By Steve Keyes

I spend a lot of time quietly observing the micro universe that is my backyard vegetable garden.  I’ve come to recognize that in some ways, it is a picture of how God interacted with His garden and its inhabitants.

Take the red wasps.  Ordinarily, seeing them would prompt a person to start swatting and hopping around, ducking and diving to get out of their way.  Safely removed, they might even reach for a can of Raid to end the wasps’ existence in the kingdom of the living.

But in my garden, I watch as the wasps hover, inspecting a leaf.  Then they move to the next and begin inspecting it, their tireless wings operating in ‘station-keeping’ mode.  Ceaselessly, they make their way around the garden in search of aphids or other bugs and insects that might be feasting on the life energy of my plants.
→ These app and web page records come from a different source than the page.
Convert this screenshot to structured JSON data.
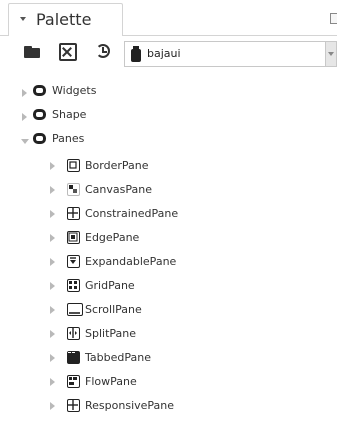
{
  "palette": {
    "tab_title": "Palette",
    "module_value": "bajaui"
  },
  "tree": {
    "root": [
      {
        "label": "Widgets",
        "expanded": false
      },
      {
        "label": "Shape",
        "expanded": false
      },
      {
        "label": "Panes",
        "expanded": true
      }
    ],
    "panes_children": [
      {
        "label": "BorderPane",
        "icon": "border-pane-icon"
      },
      {
        "label": "CanvasPane",
        "icon": "canvas-pane-icon"
      },
      {
        "label": "ConstrainedPane",
        "icon": "constrained-pane-icon"
      },
      {
        "label": "EdgePane",
        "icon": "edge-pane-icon"
      },
      {
        "label": "ExpandablePane",
        "icon": "expandable-pane-icon"
      },
      {
        "label": "GridPane",
        "icon": "grid-pane-icon"
      },
      {
        "label": "ScrollPane",
        "icon": "scroll-pane-icon"
      },
      {
        "label": "SplitPane",
        "icon": "split-pane-icon"
      },
      {
        "label": "TabbedPane",
        "icon": "tabbed-pane-icon"
      },
      {
        "label": "FlowPane",
        "icon": "flow-pane-icon"
      },
      {
        "label": "ResponsivePane",
        "icon": "responsive-pane-icon"
      }
    ]
  },
  "colors": {
    "icon_dark": "#222222",
    "twisty": "#b9b9b9",
    "border": "#d4d4d4"
  }
}
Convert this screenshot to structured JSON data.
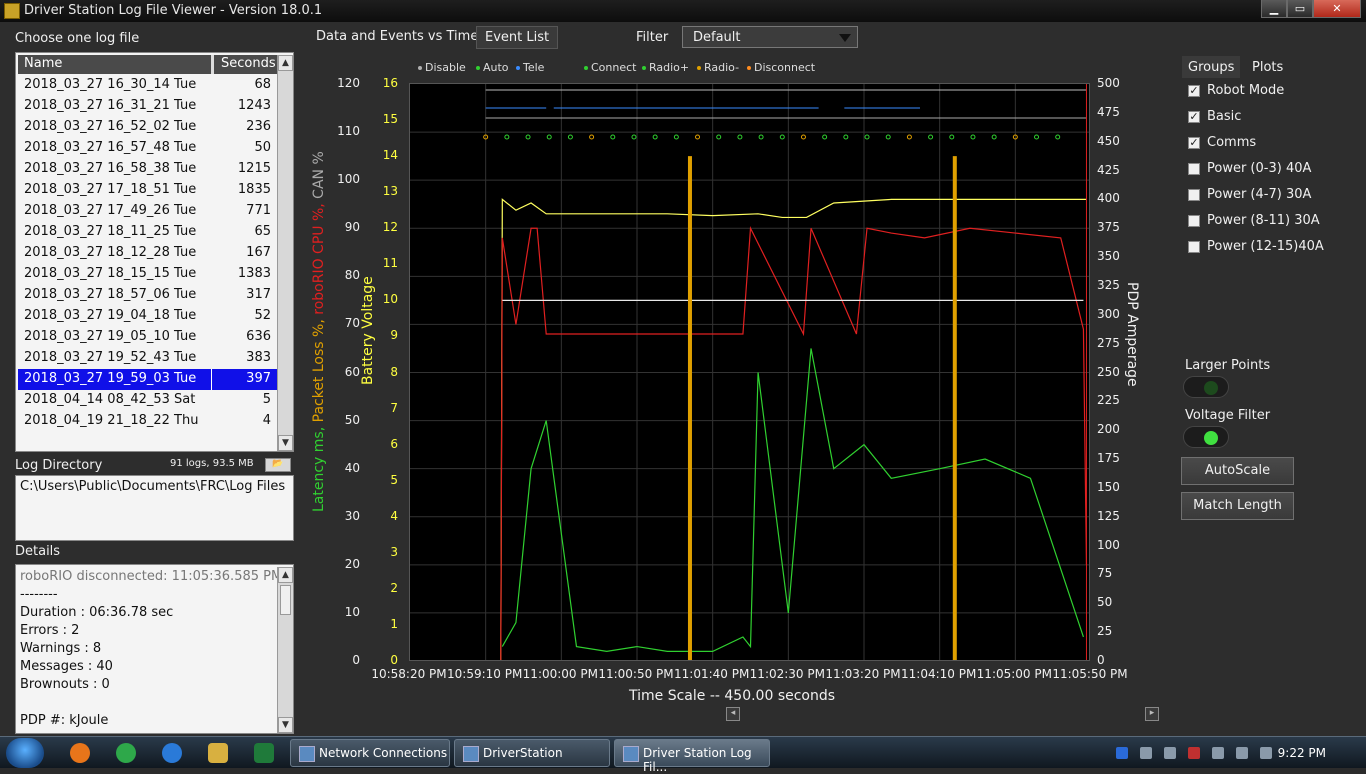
{
  "window": {
    "title": "Driver Station Log File Viewer - Version 18.0.1",
    "minimize": "▁",
    "maximize": "▭",
    "close": "✕"
  },
  "left": {
    "choose_label": "Choose one log file",
    "columns": [
      "Name",
      "Seconds"
    ],
    "files": [
      {
        "name": "2018_03_27 16_30_14 Tue",
        "seconds": "68"
      },
      {
        "name": "2018_03_27 16_31_21 Tue",
        "seconds": "1243"
      },
      {
        "name": "2018_03_27 16_52_02 Tue",
        "seconds": "236"
      },
      {
        "name": "2018_03_27 16_57_48 Tue",
        "seconds": "50"
      },
      {
        "name": "2018_03_27 16_58_38 Tue",
        "seconds": "1215"
      },
      {
        "name": "2018_03_27 17_18_51 Tue",
        "seconds": "1835"
      },
      {
        "name": "2018_03_27 17_49_26 Tue",
        "seconds": "771"
      },
      {
        "name": "2018_03_27 18_11_25 Tue",
        "seconds": "65"
      },
      {
        "name": "2018_03_27 18_12_28 Tue",
        "seconds": "167"
      },
      {
        "name": "2018_03_27 18_15_15 Tue",
        "seconds": "1383"
      },
      {
        "name": "2018_03_27 18_57_06 Tue",
        "seconds": "317"
      },
      {
        "name": "2018_03_27 19_04_18 Tue",
        "seconds": "52"
      },
      {
        "name": "2018_03_27 19_05_10 Tue",
        "seconds": "636"
      },
      {
        "name": "2018_03_27 19_52_43 Tue",
        "seconds": "383"
      },
      {
        "name": "2018_03_27 19_59_03 Tue",
        "seconds": "397",
        "selected": true
      },
      {
        "name": "2018_04_14 08_42_53 Sat",
        "seconds": "5"
      },
      {
        "name": "2018_04_19 21_18_22 Thu",
        "seconds": "4"
      }
    ],
    "log_dir_label": "Log Directory",
    "log_stats": "91 logs, 93.5 MB",
    "log_dir_path": "C:\\Users\\Public\\Documents\\FRC\\Log Files",
    "details_label": "Details",
    "details": [
      "roboRIO disconnected:  11:05:36.585 PM",
      "--------",
      "Duration : 06:36.78 sec",
      "Errors : 2",
      "Warnings : 8",
      "Messages : 40",
      "Brownouts : 0",
      "",
      "PDP #:   kJoule"
    ]
  },
  "tabs": {
    "data_events": "Data and Events vs Time",
    "event_list": "Event List",
    "filter_label": "Filter",
    "filter_value": "Default"
  },
  "legend": [
    {
      "label": "Disable",
      "color": "#b0b0b0"
    },
    {
      "label": "Auto",
      "color": "#30d030"
    },
    {
      "label": "Tele",
      "color": "#3a8cff"
    },
    {
      "label": "Connect",
      "color": "#30d030"
    },
    {
      "label": "Radio+",
      "color": "#30d030"
    },
    {
      "label": "Radio-",
      "color": "#e0a000"
    },
    {
      "label": "Disconnect",
      "color": "#ff8c20"
    }
  ],
  "axes": {
    "left_outer_title": "Latency ms, Packet Loss %,  roboRIO CPU %,  CAN %",
    "left_outer_ticks": [
      "120",
      "110",
      "100",
      "90",
      "80",
      "70",
      "60",
      "50",
      "40",
      "30",
      "20",
      "10",
      "0"
    ],
    "left_inner_title": "Battery Voltage",
    "left_inner_ticks": [
      "16",
      "15",
      "14",
      "13",
      "12",
      "11",
      "10",
      "9",
      "8",
      "7",
      "6",
      "5",
      "4",
      "3",
      "2",
      "1",
      "0"
    ],
    "right_title": "PDP Amperage",
    "right_ticks": [
      "500",
      "475",
      "450",
      "425",
      "400",
      "375",
      "350",
      "325",
      "300",
      "275",
      "250",
      "225",
      "200",
      "175",
      "150",
      "125",
      "100",
      "75",
      "50",
      "25",
      "0"
    ],
    "x_ticks": [
      "10:58:20 PM",
      "10:59:10 PM",
      "11:00:00 PM",
      "11:00:50 PM",
      "11:01:40 PM",
      "11:02:30 PM",
      "11:03:20 PM",
      "11:04:10 PM",
      "11:05:00 PM",
      "11:05:50 PM"
    ],
    "time_scale": "Time Scale -- 450.00 seconds"
  },
  "chart_data": {
    "type": "line",
    "title": "",
    "xlabel": "Time Scale -- 450.00 seconds",
    "x_range": [
      "10:58:20 PM",
      "11:05:50 PM"
    ],
    "ylabel_left": "Latency ms, Packet Loss %,  roboRIO CPU %,  CAN %",
    "ylim_left": [
      0,
      120
    ],
    "ylabel_voltage": "Battery Voltage",
    "ylim_voltage": [
      0,
      16
    ],
    "ylabel_right": "PDP Amperage",
    "ylim_right": [
      0,
      500
    ],
    "grid": true,
    "series": [
      {
        "name": "Battery Voltage",
        "color": "#ffff60",
        "x_s": [
          0,
          10,
          11,
          20,
          30,
          40,
          60,
          120,
          150,
          180,
          196,
          212,
          230,
          268,
          278,
          290,
          300,
          397
        ],
        "y": [
          0,
          0,
          12.8,
          12.5,
          12.7,
          12.4,
          12.4,
          12.4,
          12.35,
          12.4,
          12.3,
          12.3,
          12.7,
          12.8,
          12.8,
          12.8,
          12.8,
          12.8
        ]
      },
      {
        "name": "roboRIO CPU %",
        "color": "#e02020",
        "x_s": [
          0,
          10,
          11,
          20,
          30,
          34,
          40,
          170,
          175,
          210,
          215,
          245,
          252,
          268,
          290,
          320,
          350,
          380,
          395,
          397
        ],
        "y": [
          0,
          0,
          88,
          70,
          90,
          90,
          68,
          68,
          90,
          68,
          90,
          68,
          90,
          89,
          88,
          90,
          89,
          88,
          69,
          20
        ]
      },
      {
        "name": "CAN %",
        "color": "#e8e8e8",
        "x_s": [
          11,
          100,
          200,
          300,
          395
        ],
        "y": [
          75,
          75,
          75,
          75,
          75
        ]
      },
      {
        "name": "Latency ms",
        "color": "#30d030",
        "x_s": [
          11,
          20,
          30,
          40,
          60,
          80,
          100,
          120,
          150,
          170,
          175,
          180,
          200,
          215,
          230,
          250,
          268,
          300,
          330,
          360,
          395
        ],
        "y": [
          3,
          8,
          40,
          50,
          3,
          2,
          3,
          2,
          2,
          5,
          3,
          60,
          10,
          65,
          40,
          45,
          38,
          40,
          42,
          38,
          5
        ]
      },
      {
        "name": "Packet Loss %",
        "color": "#e0a000",
        "type": "bar",
        "x_s": [
          135,
          310
        ],
        "y": [
          105,
          105
        ]
      }
    ]
  },
  "right": {
    "tab_groups": "Groups",
    "tab_plots": "Plots",
    "groups": [
      {
        "label": "Robot Mode",
        "checked": true
      },
      {
        "label": "Basic",
        "checked": true
      },
      {
        "label": "Comms",
        "checked": true
      },
      {
        "label": "Power (0-3) 40A",
        "checked": false
      },
      {
        "label": "Power (4-7) 30A",
        "checked": false
      },
      {
        "label": "Power (8-11) 30A",
        "checked": false
      },
      {
        "label": "Power (12-15)40A",
        "checked": false
      }
    ],
    "larger_points_label": "Larger Points",
    "voltage_filter_label": "Voltage Filter",
    "autoscale": "AutoScale",
    "match_length": "Match Length"
  },
  "taskbar": {
    "tasks": [
      "Network Connections",
      "DriverStation",
      "Driver Station Log Fil..."
    ],
    "clock": "9:22 PM"
  }
}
The wasps and I have a friendly interaction. By their mere presence looking for food, they do me a favor, and I don’t bother them in their pursuits.  As I slowly make my way down the rows, picking peas or plucking tomatoes, they slowly relocate out of my way.  I never feel obligated to use harsh chemicals to remove them.  In all the years I’ve had gardens, I haven’t been stung a single time!

In some ways, I think this must have been how God felt about His garden.  Leisurely strolling through it, he observed all He had created.  He saw that it was good.  Sin hadn’t entered the world yet and His interactions with it and its inhabitants were peaceful and beneficial to all.

But this symbiosis changed when sin came.  Sin was the harsh chemical that upset the beautiful relationship between the Master and His Creation.  Just as spraying Raid kills good and bad bugs alike and necessitates special precautions when harvesting the produce, sin forever changed God’s world and His relationship with it.  The beauty of Creation had been irreparably marred.

Thankfully, He is not a vengeful God. He only wants what’s best for me. Just like me and my wasps. Sin has entered the Garden and the original harmony has been damaged. But rather than destroy the garden or its inhabitants God exercised love and offered a way of transformation. This transformation allows us to fulfill our original purpose.

This transformational message is emphasized at Northpark Christian Church.  Pastor Lonnie works hard to illustrate for us how God’s love is a continuous shower, nourishing us and washing us of our sin. 

Imagining the full extent and meaning of love is beyond what man’s finite mind can comprehend.  We may not fully comprehend the meaning and depth of this love but at Northpark we are encouraged to let God love us and love others through us.  You can see it in the warmth of greeting you receive when you walk through the door.  It is in evidence in the many outreach and missionary programs NCC actively supports.  Members of the church drop what they are doing without hesitation to help a brother or sister in need.  Learning of God and His plan for us is the central theme in several classes and discussion groups offered through our church.

Northpark is a happy, welcoming church engaged in saving souls and helping those less fortunate than ourselves.  It is a church family you will be welcomed into no matter what has happened in the past.  I encourage you to come for a visit and experience God’s love.  Join us and share in learning of His wisdom.  See and feel for yourself what a blessing our church is as you are guided into a more God-centered life.